I've noticed that if the value for myKey is over 127 (2^7-1), then I get the error message. Otherwise, if it's 127 or less, I'll get the success message. Why does this happen? And, what would you do in situations where the value is more than 128 (2^7)?
I am surprised that any of your tests get success. You need to use the "equals()" function, not ==
Joined: Sep 01, 2010
ah, brain fart. yeah, you're right. i want to compare the values, not whether they're referring to the same object. however, the part that still confuses me is that they're clearly both different, distinct objects, which SHOULD mean != will always return true. But, if you test out the code, != will return either true or false depending on what you store as the value. Seems pretty odd, right?
It returns false because you use autoboxing to create your Integer objects.
Autoboxing uses the method Integer.valueOf(int) to create Integer objects.

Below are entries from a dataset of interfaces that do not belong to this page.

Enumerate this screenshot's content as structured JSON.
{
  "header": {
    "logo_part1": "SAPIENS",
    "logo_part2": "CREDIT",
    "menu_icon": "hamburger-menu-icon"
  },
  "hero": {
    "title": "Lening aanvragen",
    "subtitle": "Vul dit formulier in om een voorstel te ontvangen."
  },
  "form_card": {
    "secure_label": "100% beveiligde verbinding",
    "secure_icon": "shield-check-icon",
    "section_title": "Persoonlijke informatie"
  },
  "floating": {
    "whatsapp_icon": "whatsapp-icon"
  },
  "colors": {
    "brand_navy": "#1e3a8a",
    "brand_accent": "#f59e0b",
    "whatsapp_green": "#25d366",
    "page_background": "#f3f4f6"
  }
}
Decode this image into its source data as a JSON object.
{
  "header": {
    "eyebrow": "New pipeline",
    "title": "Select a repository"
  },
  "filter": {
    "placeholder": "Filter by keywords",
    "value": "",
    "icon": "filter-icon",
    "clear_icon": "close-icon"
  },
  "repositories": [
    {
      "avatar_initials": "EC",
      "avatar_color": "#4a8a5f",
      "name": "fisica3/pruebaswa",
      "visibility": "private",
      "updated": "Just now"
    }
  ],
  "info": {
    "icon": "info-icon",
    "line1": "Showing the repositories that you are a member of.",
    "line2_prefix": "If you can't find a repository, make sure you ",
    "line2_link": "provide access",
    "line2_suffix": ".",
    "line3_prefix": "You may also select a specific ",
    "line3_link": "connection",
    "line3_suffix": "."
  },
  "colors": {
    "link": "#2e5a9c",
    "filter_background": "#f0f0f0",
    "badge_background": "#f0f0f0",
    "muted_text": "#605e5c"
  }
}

That method use a cache and because of that, and the fact that Integer object are immutable, you get the same objects. So != returns false.
The range of that cache is -128 to 127 or the value set with java.lang.Integer.IntegerCache.high property with a minimum of 127.
"Any fool can write code that a computer can understand. Good programmers write code that humans can understand." --- Martin Fowler
Please correct my English.